TASK DETAILS
All of the data is to be printed again exactly as it appears.

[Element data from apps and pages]
╭──
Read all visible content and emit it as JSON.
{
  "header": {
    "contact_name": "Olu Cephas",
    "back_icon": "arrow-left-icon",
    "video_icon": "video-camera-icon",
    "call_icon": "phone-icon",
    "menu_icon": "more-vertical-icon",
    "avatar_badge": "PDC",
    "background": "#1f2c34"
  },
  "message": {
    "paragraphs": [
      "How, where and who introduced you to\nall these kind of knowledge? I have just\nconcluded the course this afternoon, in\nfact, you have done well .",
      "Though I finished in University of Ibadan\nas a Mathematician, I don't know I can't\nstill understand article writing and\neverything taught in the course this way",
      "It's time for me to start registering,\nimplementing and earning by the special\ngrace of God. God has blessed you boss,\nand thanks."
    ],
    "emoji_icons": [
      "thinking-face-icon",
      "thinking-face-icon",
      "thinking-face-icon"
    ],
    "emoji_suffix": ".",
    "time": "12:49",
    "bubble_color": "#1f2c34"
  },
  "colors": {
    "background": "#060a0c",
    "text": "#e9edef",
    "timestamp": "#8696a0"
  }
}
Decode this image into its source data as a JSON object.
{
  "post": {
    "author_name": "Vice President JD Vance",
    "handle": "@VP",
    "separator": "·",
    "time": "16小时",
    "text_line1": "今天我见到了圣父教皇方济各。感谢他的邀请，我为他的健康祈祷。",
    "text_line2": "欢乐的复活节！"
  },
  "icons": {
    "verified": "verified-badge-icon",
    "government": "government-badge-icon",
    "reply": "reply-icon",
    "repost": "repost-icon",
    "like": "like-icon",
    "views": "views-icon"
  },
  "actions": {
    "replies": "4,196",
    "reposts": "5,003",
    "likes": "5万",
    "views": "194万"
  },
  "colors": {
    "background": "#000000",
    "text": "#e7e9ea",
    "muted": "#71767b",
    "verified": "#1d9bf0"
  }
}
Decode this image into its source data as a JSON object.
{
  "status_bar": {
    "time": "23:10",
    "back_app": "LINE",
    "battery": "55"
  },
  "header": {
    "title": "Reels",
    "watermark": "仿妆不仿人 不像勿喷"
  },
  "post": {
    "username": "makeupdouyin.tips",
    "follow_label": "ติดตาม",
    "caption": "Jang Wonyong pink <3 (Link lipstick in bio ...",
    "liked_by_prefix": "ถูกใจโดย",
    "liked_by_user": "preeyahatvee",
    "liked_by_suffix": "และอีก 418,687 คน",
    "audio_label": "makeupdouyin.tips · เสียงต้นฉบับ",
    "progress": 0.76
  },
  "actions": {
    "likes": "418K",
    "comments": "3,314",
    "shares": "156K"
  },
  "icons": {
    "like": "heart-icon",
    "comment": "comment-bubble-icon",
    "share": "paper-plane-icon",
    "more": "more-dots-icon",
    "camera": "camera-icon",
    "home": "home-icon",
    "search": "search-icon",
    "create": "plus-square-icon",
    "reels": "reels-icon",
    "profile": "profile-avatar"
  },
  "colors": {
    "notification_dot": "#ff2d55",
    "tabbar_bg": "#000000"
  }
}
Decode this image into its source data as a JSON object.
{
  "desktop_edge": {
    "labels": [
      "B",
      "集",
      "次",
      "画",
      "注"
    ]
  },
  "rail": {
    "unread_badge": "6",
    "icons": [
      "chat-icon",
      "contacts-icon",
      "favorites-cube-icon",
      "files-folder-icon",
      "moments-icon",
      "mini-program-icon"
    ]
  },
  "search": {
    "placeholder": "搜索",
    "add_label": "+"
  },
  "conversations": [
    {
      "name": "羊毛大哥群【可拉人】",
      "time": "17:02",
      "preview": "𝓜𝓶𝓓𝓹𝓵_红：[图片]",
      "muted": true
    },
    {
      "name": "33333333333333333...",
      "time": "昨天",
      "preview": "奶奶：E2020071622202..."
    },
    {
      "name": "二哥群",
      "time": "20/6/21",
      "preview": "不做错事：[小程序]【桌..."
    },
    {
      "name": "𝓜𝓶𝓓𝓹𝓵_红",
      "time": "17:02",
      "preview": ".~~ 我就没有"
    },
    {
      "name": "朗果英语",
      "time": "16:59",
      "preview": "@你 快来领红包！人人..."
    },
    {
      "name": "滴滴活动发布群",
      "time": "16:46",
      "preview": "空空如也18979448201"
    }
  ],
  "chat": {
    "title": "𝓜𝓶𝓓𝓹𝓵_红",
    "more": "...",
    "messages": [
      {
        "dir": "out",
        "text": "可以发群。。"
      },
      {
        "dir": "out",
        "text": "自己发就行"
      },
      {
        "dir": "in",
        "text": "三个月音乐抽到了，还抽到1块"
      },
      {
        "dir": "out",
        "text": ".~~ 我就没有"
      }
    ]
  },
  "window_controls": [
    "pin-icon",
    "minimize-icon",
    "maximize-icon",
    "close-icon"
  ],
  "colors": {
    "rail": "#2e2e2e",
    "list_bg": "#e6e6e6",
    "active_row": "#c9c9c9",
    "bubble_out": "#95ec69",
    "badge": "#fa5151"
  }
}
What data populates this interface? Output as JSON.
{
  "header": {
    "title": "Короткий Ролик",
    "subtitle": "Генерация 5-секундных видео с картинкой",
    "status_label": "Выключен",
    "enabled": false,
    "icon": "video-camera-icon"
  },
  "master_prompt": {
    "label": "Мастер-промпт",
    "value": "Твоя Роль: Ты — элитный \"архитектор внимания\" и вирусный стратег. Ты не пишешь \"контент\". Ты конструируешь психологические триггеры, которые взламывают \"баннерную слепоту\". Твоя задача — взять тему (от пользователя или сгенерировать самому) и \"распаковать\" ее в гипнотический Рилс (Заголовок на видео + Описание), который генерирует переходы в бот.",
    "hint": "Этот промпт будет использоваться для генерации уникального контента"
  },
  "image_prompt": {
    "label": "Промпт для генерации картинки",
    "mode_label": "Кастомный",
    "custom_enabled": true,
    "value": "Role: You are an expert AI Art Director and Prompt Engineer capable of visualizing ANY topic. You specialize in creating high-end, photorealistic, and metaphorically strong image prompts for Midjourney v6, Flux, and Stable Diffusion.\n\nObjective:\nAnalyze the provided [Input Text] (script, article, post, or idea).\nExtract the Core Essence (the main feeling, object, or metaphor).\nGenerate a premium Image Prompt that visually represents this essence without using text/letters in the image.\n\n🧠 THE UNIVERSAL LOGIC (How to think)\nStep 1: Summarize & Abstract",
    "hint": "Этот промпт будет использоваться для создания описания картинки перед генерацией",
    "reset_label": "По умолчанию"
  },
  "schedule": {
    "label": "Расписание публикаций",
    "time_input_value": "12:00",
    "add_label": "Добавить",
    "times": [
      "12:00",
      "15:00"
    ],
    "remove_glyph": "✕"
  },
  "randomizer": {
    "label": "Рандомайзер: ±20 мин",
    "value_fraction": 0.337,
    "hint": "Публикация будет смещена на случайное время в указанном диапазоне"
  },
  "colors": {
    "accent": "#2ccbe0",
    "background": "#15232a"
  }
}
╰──
SOLUTION
Read all visible content and emit it as JSON.
{
  "header": {
    "contact_name": "Olu Cephas",
    "back_icon": "arrow-left-icon",
    "video_icon": "video-camera-icon",
    "call_icon": "phone-icon",
    "menu_icon": "more-vertical-icon",
    "avatar_badge": "PDC",
    "background": "#1f2c34"
  },
  "message": {
    "paragraphs": [
      "How, where and who introduced you to\nall these kind of knowledge? I have just\nconcluded the course this afternoon, in\nfact, you have done well .",
      "Though I finished in University of Ibadan\nas a Mathematician, I don't know I can't\nstill understand article writing and\neverything taught in the course this way",
      "It's time for me to start registering,\nimplementing and earning by the special\ngrace of God. God has blessed you boss,\nand thanks."
    ],
    "emoji_icons": [
      "thinking-face-icon",
      "thinking-face-icon",
      "thinking-face-icon"
    ],
    "emoji_suffix": ".",
    "time": "12:49",
    "bubble_color": "#1f2c34"
  },
  "colors": {
    "background": "#060a0c",
    "text": "#e9edef",
    "timestamp": "#8696a0"
  }
}
Decode this image into its source data as a JSON object.
{
  "post": {
    "author_name": "Vice President JD Vance",
    "handle": "@VP",
    "separator": "·",
    "time": "16小时",
    "text_line1": "今天我见到了圣父教皇方济各。感谢他的邀请，我为他的健康祈祷。",
    "text_line2": "欢乐的复活节！"
  },
  "icons": {
    "verified": "verified-badge-icon",
    "government": "government-badge-icon",
    "reply": "reply-icon",
    "repost": "repost-icon",
    "like": "like-icon",
    "views": "views-icon"
  },
  "actions": {
    "replies": "4,196",
    "reposts": "5,003",
    "likes": "5万",
    "views": "194万"
  },
  "colors": {
    "background": "#000000",
    "text": "#e7e9ea",
    "muted": "#71767b",
    "verified": "#1d9bf0"
  }
}
Decode this image into its source data as a JSON object.
{
  "status_bar": {
    "time": "23:10",
    "back_app": "LINE",
    "battery": "55"
  },
  "header": {
    "title": "Reels",
    "watermark": "仿妆不仿人 不像勿喷"
  },
  "post": {
    "username": "makeupdouyin.tips",
    "follow_label": "ติดตาม",
    "caption": "Jang Wonyong pink <3 (Link lipstick in bio ...",
    "liked_by_prefix": "ถูกใจโดย",
    "liked_by_user": "preeyahatvee",
    "liked_by_suffix": "และอีก 418,687 คน",
    "audio_label": "makeupdouyin.tips · เสียงต้นฉบับ",
    "progress": 0.76
  },
  "actions": {
    "likes": "418K",
    "comments": "3,314",
    "shares": "156K"
  },
  "icons": {
    "like": "heart-icon",
    "comment": "comment-bubble-icon",
    "share": "paper-plane-icon",
    "more": "more-dots-icon",
    "camera": "camera-icon",
    "home": "home-icon",
    "search": "search-icon",
    "create": "plus-square-icon",
    "reels": "reels-icon",
    "profile": "profile-avatar"
  },
  "colors": {
    "notification_dot": "#ff2d55",
    "tabbar_bg": "#000000"
  }
}
Decode this image into its source data as a JSON object.
{
  "desktop_edge": {
    "labels": [
      "B",
      "集",
      "次",
      "画",
      "注"
    ]
  },
  "rail": {
    "unread_badge": "6",
    "icons": [
      "chat-icon",
      "contacts-icon",
      "favorites-cube-icon",
      "files-folder-icon",
      "moments-icon",
      "mini-program-icon"
    ]
  },
  "search": {
    "placeholder": "搜索",
    "add_label": "+"
  },
  "conversations": [
    {
      "name": "羊毛大哥群【可拉人】",
      "time": "17:02",
      "preview": "𝓜𝓶𝓓𝓹𝓵_红：[图片]",
      "muted": true
    },
    {
      "name": "33333333333333333...",
      "time": "昨天",
      "preview": "奶奶：E2020071622202..."
    },
    {
      "name": "二哥群",
      "time": "20/6/21",
      "preview": "不做错事：[小程序]【桌..."
    },
    {
      "name": "𝓜𝓶𝓓𝓹𝓵_红",
      "time": "17:02",
      "preview": ".~~ 我就没有"
    },
    {
      "name": "朗果英语",
      "time": "16:59",
      "preview": "@你 快来领红包！人人..."
    },
    {
      "name": "滴滴活动发布群",
      "time": "16:46",
      "preview": "空空如也18979448201"
    }
  ],
  "chat": {
    "title": "𝓜𝓶𝓓𝓹𝓵_红",
    "more": "...",
    "messages": [
      {
        "dir": "out",
        "text": "可以发群。。"
      },
      {
        "dir": "out",
        "text": "自己发就行"
      },
      {
        "dir": "in",
        "text": "三个月音乐抽到了，还抽到1块"
      },
      {
        "dir": "out",
        "text": ".~~ 我就没有"
      }
    ]
  },
  "window_controls": [
    "pin-icon",
    "minimize-icon",
    "maximize-icon",
    "close-icon"
  ],
  "colors": {
    "rail": "#2e2e2e",
    "list_bg": "#e6e6e6",
    "active_row": "#c9c9c9",
    "bubble_out": "#95ec69",
    "badge": "#fa5151"
  }
}
What data populates this interface? Output as JSON.
{
  "header": {
    "title": "Короткий Ролик",
    "subtitle": "Генерация 5-секундных видео с картинкой",
    "status_label": "Выключен",
    "enabled": false,
    "icon": "video-camera-icon"
  },
  "master_prompt": {
    "label": "Мастер-промпт",
    "value": "Твоя Роль: Ты — элитный \"архитектор внимания\" и вирусный стратег. Ты не пишешь \"контент\". Ты конструируешь психологические триггеры, которые взламывают \"баннерную слепоту\". Твоя задача — взять тему (от пользователя или сгенерировать самому) и \"распаковать\" ее в гипнотический Рилс (Заголовок на видео + Описание), который генерирует переходы в бот.",
    "hint": "Этот промпт будет использоваться для генерации уникального контента"
  },
  "image_prompt": {
    "label": "Промпт для генерации картинки",
    "mode_label": "Кастомный",
    "custom_enabled": true,
    "value": "Role: You are an expert AI Art Director and Prompt Engineer capable of visualizing ANY topic. You specialize in creating high-end, photorealistic, and metaphorically strong image prompts for Midjourney v6, Flux, and Stable Diffusion.\n\nObjective:\nAnalyze the provided [Input Text] (script, article, post, or idea).\nExtract the Core Essence (the main feeling, object, or metaphor).\nGenerate a premium Image Prompt that visually represents this essence without using text/letters in the image.\n\n🧠 THE UNIVERSAL LOGIC (How to think)\nStep 1: Summarize & Abstract",
    "hint": "Этот промпт будет использоваться для создания описания картинки перед генерацией",
    "reset_label": "По умолчанию"
  },
  "schedule": {
    "label": "Расписание публикаций",
    "time_input_value": "12:00",
    "add_label": "Добавить",
    "times": [
      "12:00",
      "15:00"
    ],
    "remove_glyph": "✕"
  },
  "randomizer": {
    "label": "Рандомайзер: ±20 мин",
    "value_fraction": 0.337,
    "hint": "Публикация будет смещена на случайное время в указанном диапазоне"
  },
  "colors": {
    "accent": "#2ccbe0",
    "background": "#15232a"
  }
}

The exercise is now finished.